The Rod and Reel Pier is home to splashy sunsets, tangy tuna and simple, straightforward fare served in generous portions.
By Liza Morrow
sun staff writer
On one of the recently perfect Anna Maria Island nights, our ambition was simply to find a casual dinner and a sunset. No problem. Turning onto North Shore Drive we noticed a pier that was buzzing with diners, fishermen and families. We walked down the creaky wooden pier, climbed a flight of stairs and stepped onto the deck of one of the most lively-looking, bar-cum-restaurants, Rod and Reel. With a panoramic view that included not only the sunset but the Sunshine Skyway Bridge, Egmont Key, a dolphin or two and lots of fresh salty air, here was a casual vibrant spot with a friendly crowd. An uncomplicated seafood restaurant with very simple promises. Keep the food straightforward, rustic and reasonably priced. Cook it to order. Serve plentiful portions. Be nice. The result is highly satisfying food, fresh and flavorful. People like this place, recommend it and don’t mind the nightly long waits for a table.

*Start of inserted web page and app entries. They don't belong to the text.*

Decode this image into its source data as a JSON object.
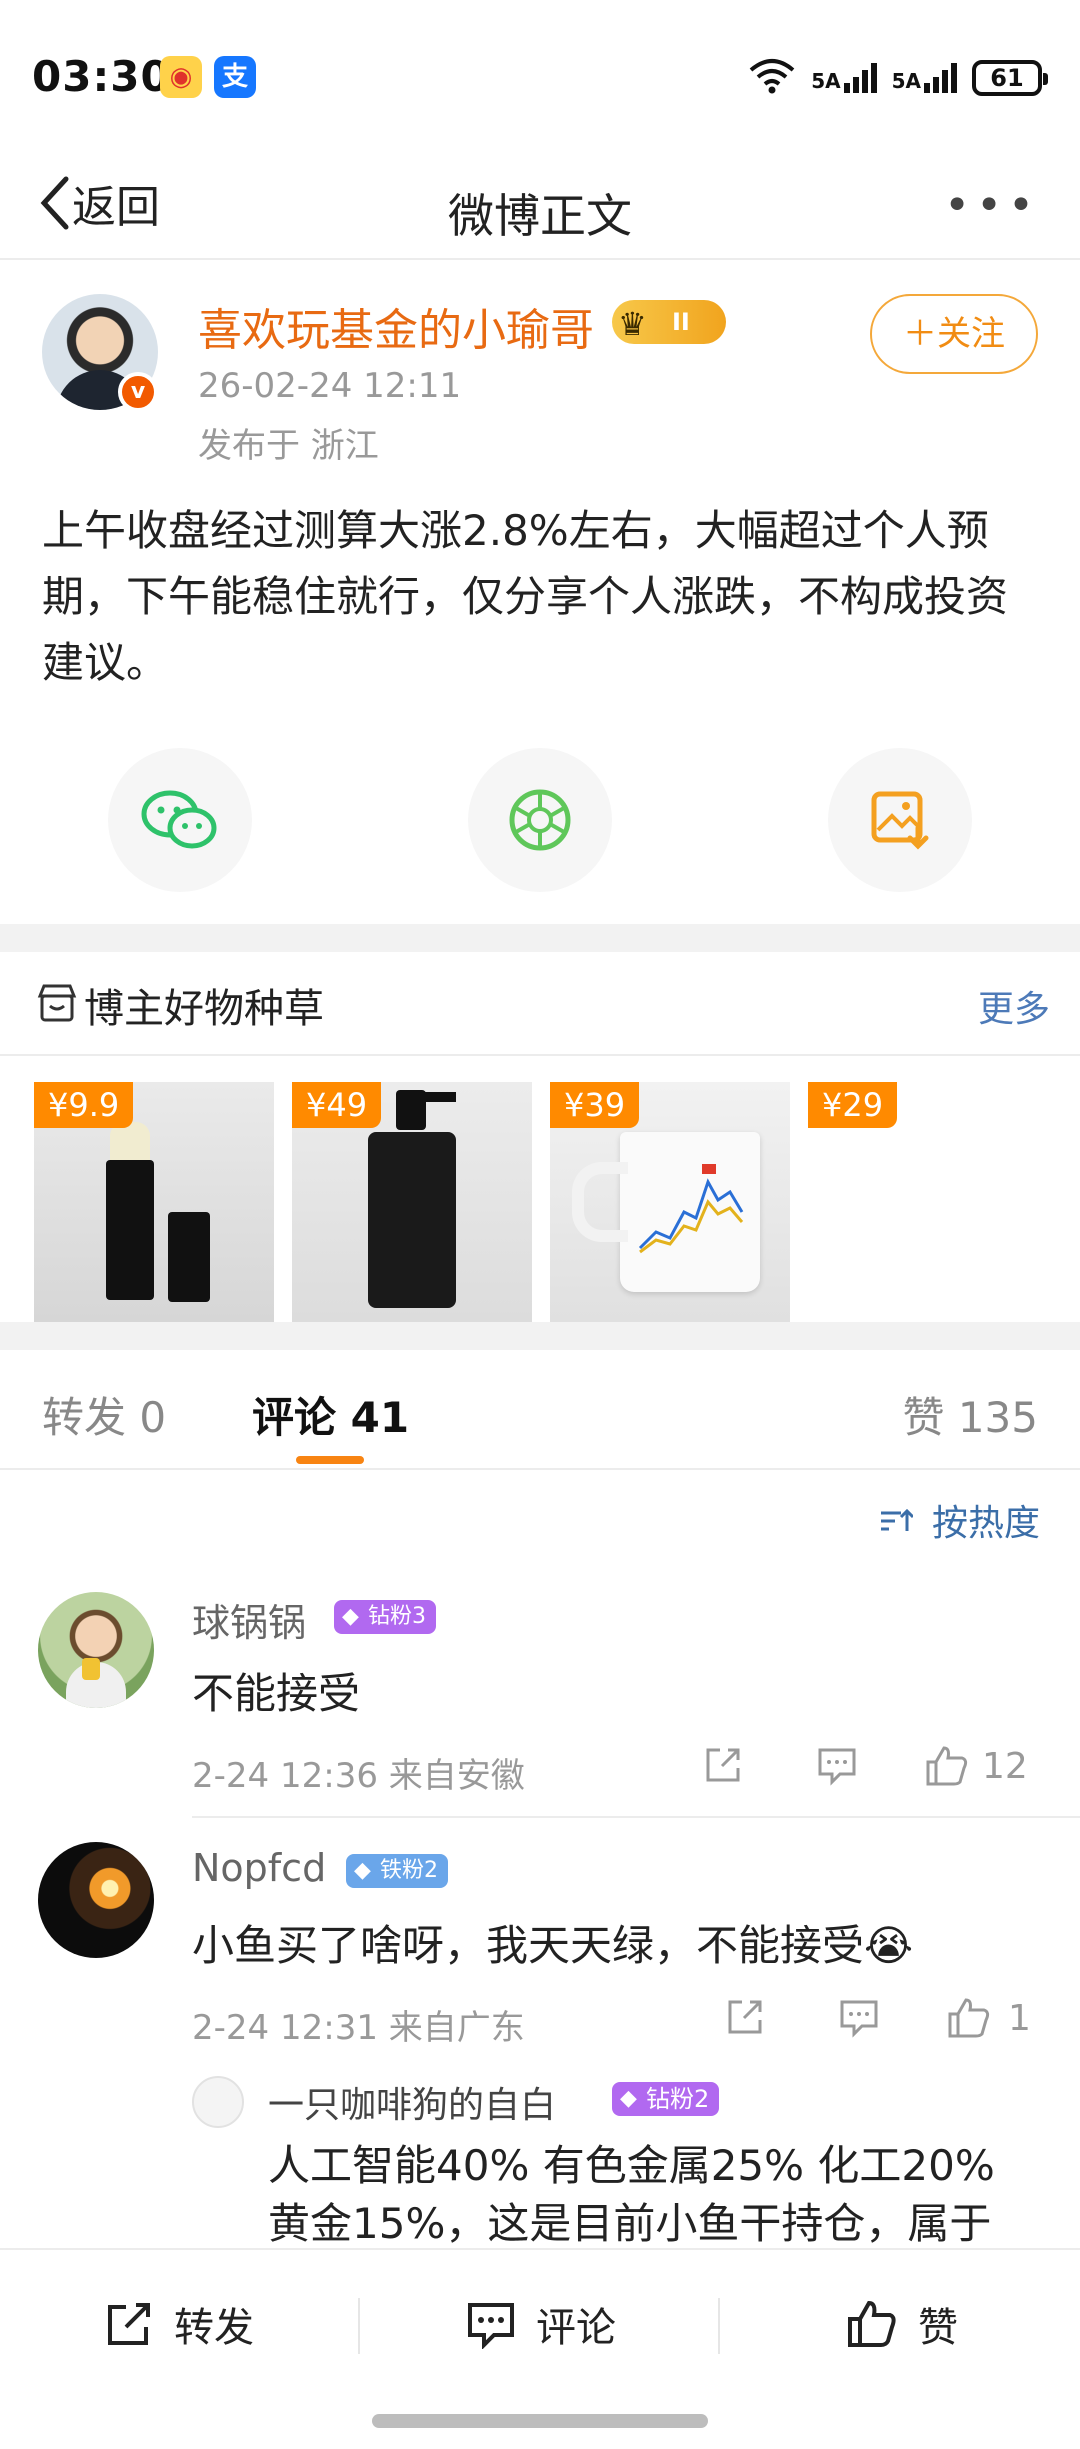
{
  "status_bar": {
    "time": "03:30",
    "battery": "61",
    "signal1": "5A",
    "signal2": "5A",
    "wifi_tag": "6"
  },
  "nav": {
    "back_label": "返回",
    "title": "微博正文"
  },
  "post": {
    "author": "喜欢玩基金的小瑜哥",
    "crown_level": "II",
    "time": "26-02-24 12:11",
    "location": "发布于 浙江",
    "follow_label": "＋关注",
    "text": "上午收盘经过测算大涨2.8%左右，大幅超过个人预期，下午能稳住就行，仅分享个人涨跌，不构成投资建议。"
  },
  "goods": {
    "title": "博主好物种草",
    "more": "更多",
    "items": [
      {
        "price": "¥9.9"
      },
      {
        "price": "¥49"
      },
      {
        "price": "¥39"
      },
      {
        "price": "¥29"
      }
    ]
  },
  "tabs": {
    "repost": "转发 0",
    "comment": "评论 41",
    "like": "赞 135",
    "sort": "按热度"
  },
  "comments": [
    {
      "name": "球锅锅",
      "badge": "钻粉3",
      "text": "不能接受",
      "meta": "2-24 12:36 来自安徽",
      "likes": "12"
    },
    {
      "name": "Nopfcd",
      "badge": "铁粉2",
      "text": "小鱼买了啥呀，我天天绿，不能接受😭",
      "meta": "2-24 12:31 来自广东",
      "likes": "1"
    }
  ],
  "reply": {
    "name": "一只咖啡狗的自白",
    "badge": "钻粉2",
    "line1": "人工智能40% 有色金属25% 化工20%",
    "line2": "黄金15%，这是目前小鱼干持仓，属于"
  },
  "bottom": {
    "repost": "转发",
    "comment": "评论",
    "like": "赞"
  },
  "colors": {
    "accent": "#f88412",
    "link": "#3b6ea8",
    "diamond_badge": "#b169f0",
    "iron_badge": "#6aa6ea"
  }
}
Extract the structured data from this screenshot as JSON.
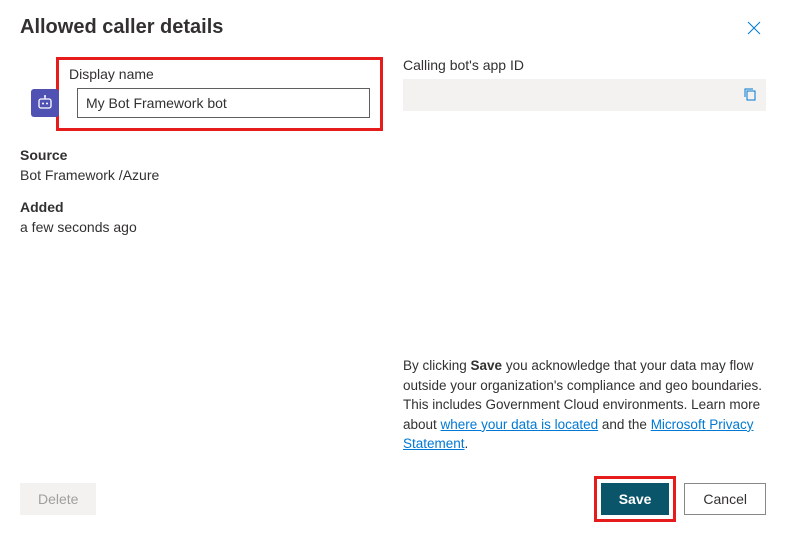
{
  "header": {
    "title": "Allowed caller details"
  },
  "left": {
    "display_name_label": "Display name",
    "display_name_value": "My Bot Framework bot",
    "source_label": "Source",
    "source_value": "Bot Framework /Azure",
    "added_label": "Added",
    "added_value": "a few seconds ago"
  },
  "right": {
    "app_id_label": "Calling bot's app ID",
    "app_id_value": ""
  },
  "disclosure": {
    "pre_text": "By clicking ",
    "save_word": "Save",
    "mid_text": " you acknowledge that your data may flow outside your organization's compliance and geo boundaries. This includes Government Cloud environments. Learn more about ",
    "link1": "where your data is located",
    "between_links": " and the ",
    "link2": "Microsoft Privacy Statement",
    "period": "."
  },
  "footer": {
    "delete_label": "Delete",
    "save_label": "Save",
    "cancel_label": "Cancel"
  }
}
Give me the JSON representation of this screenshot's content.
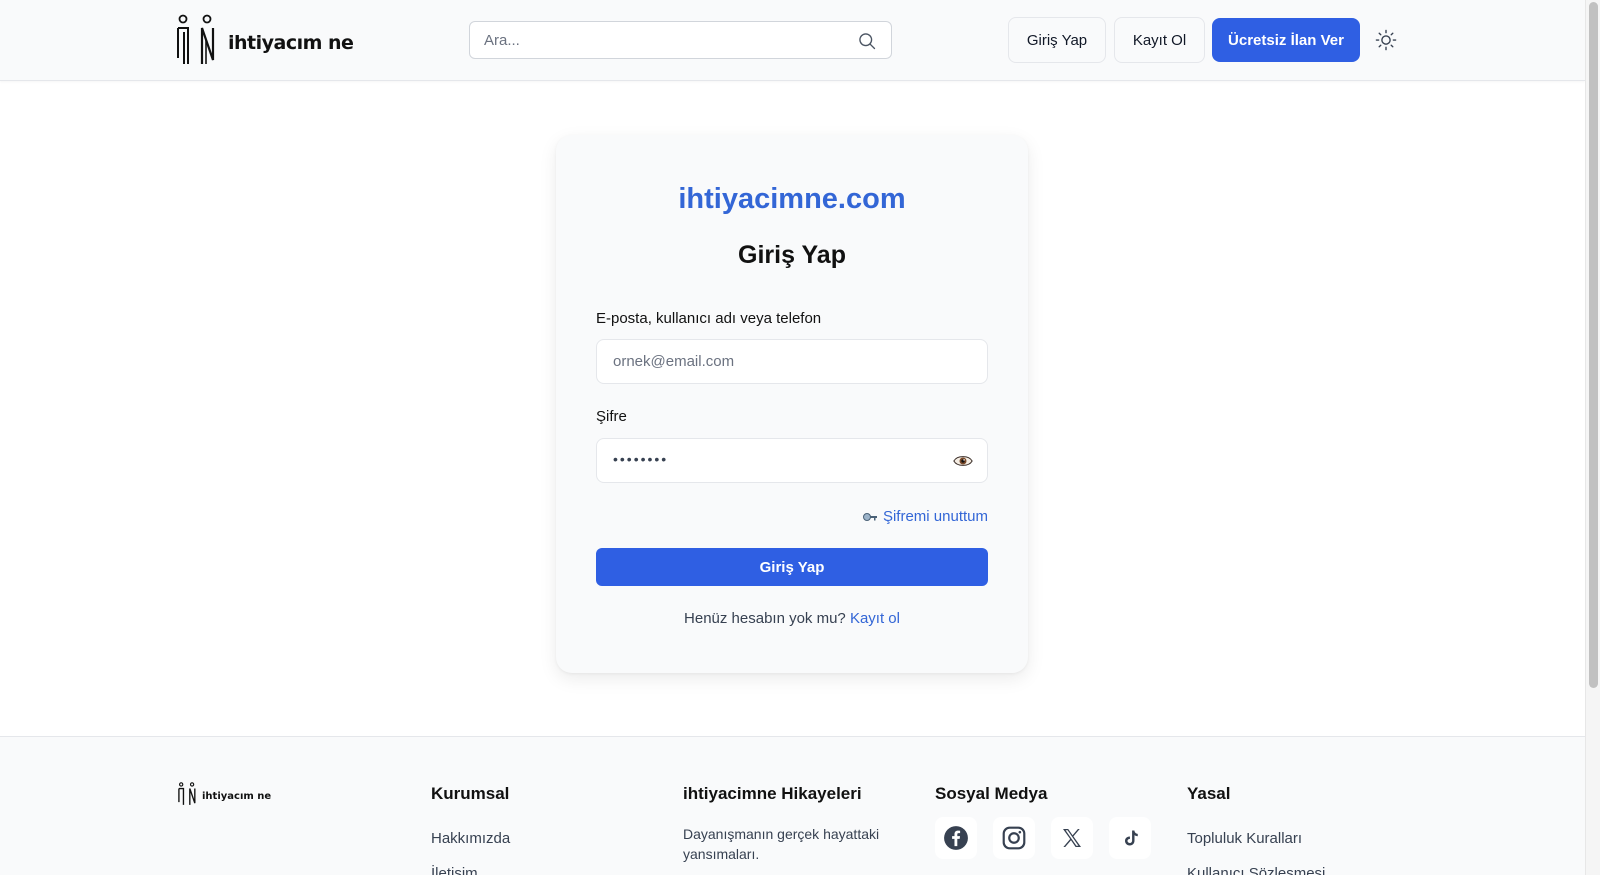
{
  "header": {
    "logo_text": "ihtiyacım ne",
    "search_placeholder": "Ara...",
    "login_label": "Giriş Yap",
    "register_label": "Kayıt Ol",
    "post_ad_label": "Ücretsiz İlan Ver"
  },
  "login_card": {
    "brand": "ihtiyacimne.com",
    "title": "Giriş Yap",
    "identifier_label": "E-posta, kullanıcı adı veya telefon",
    "identifier_placeholder": "ornek@email.com",
    "password_label": "Şifre",
    "password_mask": "••••••••",
    "forgot_password": "Şifremi unuttum",
    "submit_label": "Giriş Yap",
    "no_account_text": "Henüz hesabın yok mu?",
    "register_link": "Kayıt ol"
  },
  "footer": {
    "logo_text": "ihtiyacım ne",
    "kurumsal": {
      "title": "Kurumsal",
      "links": [
        "Hakkımızda",
        "İletişim"
      ]
    },
    "stories": {
      "title": "ihtiyacimne Hikayeleri",
      "description": "Dayanışmanın gerçek hayattaki yansımaları."
    },
    "social": {
      "title": "Sosyal Medya",
      "icons": [
        "facebook-icon",
        "instagram-icon",
        "x-icon",
        "tiktok-icon"
      ]
    },
    "legal": {
      "title": "Yasal",
      "links": [
        "Topluluk Kuralları",
        "Kullanıcı Sözleşmesi"
      ]
    }
  },
  "colors": {
    "accent": "#2f5fe3",
    "brand_text": "#3366d6",
    "surface": "#f9fafb"
  }
}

According to their menu, Rod and Reel has "traditional fare, local favorites and our famous fresh catch specials.” It also has casual prices. Only the oyster and scallop dinners were priced above $15. The choices are so tempting and so lusty that it is entirely possible to go with a small crowd and end up ordering two-thirds of the menu. We did. Among our favorites were a load of jalapeño poppers stuffed with cheddar or cream cheese, a sweet and tender dish of fried clam strips and homemade crab cakes. The fried fish n’ chips dinner is gargantuan. And that was the small portion! Peel-n-eat shrimp were a free-for-all-competition between fingers and forks. However, the all-time favorite was by far the ahi tuna special.
Ahi refers to two species, bigeye tuna and yellowfin tuna. The yellowfin gains its name because the soft dorsal, anal fins and finlets are bright yellow in color. Although yellowfin tuna are smaller than bluefin tuna, they are certainly not wimps. Tipping the scales at as much as 400 pounds, yellowfin are known to put up such a good fight that the Hawaiians named them Ahi, meaning fire. The yellowfin tuna is one of the most powerful and magnificent large fish in the ocean. With its perfect symmetry, massive tail, and torpedo shape it is capable of huge speeds to capture its prey and escape becoming dinner for the mako and marlin. But not us!
Most of us do not need another seared tuna recipe but I can’t resist sharing Rod and Reel’s. When I am cooking for myself or if there are just the two of us I like to do this last-minute-flash-in-the-pan cooking of tuna. It requires just enough preparation to make me feel as if I am making a home-cooked dinner but not so much as to wear me out before I even begin eating. As it gets cooler I don’t mind giving the grill a rest and warming up the oven. I pick two 6-8 ounce steaks (Rod and Reel serves 10 ounce portions); slice off a couple pieces for my daughter, Franceska, to eat raw, dipped in soy sauce. Picked up with chopsticks, these slices help her hang around the kitchen long enough to set the table and tell me about her day at school. To cut the tuna easily, make sure you have a sharp knife and either rub it on a lightly oiled paper towel every so often or spray it with olive oil cooking spray.
This is an exceptional, although not fancy tuna dish. Preheat the oven to 350 degrees. Put a half cup of sesame seeds on a small pie pan and toast for a couple minutes until the seeds are browned but not scorched. Finely chop the seeds, add salt and pepper to taste and keep the oven on. Next mix your favorite teriyaki sauce with a bit of freshly grated ginger, a splash each of balsamic vinegar and white wine and sweeten to taste with a drizzle of honey. Coat the tuna steaks with a tablespoon or two of the teriyaki sauce mixture and roll the steaks on all sides in the seeds. Now would be the time to "turn on" the tuna with a sprinkle of chili pepper, a dusting of wasabi or extra fresh ground pepper.
Start with a non-stick pan and heat to medium high, add a dash of oil if your pan isn’t Teflon or you think you need to play it safe as far as sticking goes. Carefully sear the steaks about one minute turning on each side all the while taking care not to burn the crust. The tuna will lose its rosy transparency becoming suddenly caramelized and shiny brown. Place the pan in the hot oven and cook for two or three additional minutes so the fish is rare but warm in the middle. Slice crosswise into one quarter inch slices and divide between two plates, overlapping the slices. We love eating the fleshy slices of tuna that is scarcely cooked but crunchy on the outside and soft, springy - pinkish red in the middle. Rod and Reel serves their tuna special with a choice of sides but we are happiest eating ours with a crispy salad of fresh greens.
Rod and Reel
875 North Shore Drive
Anna Maria Island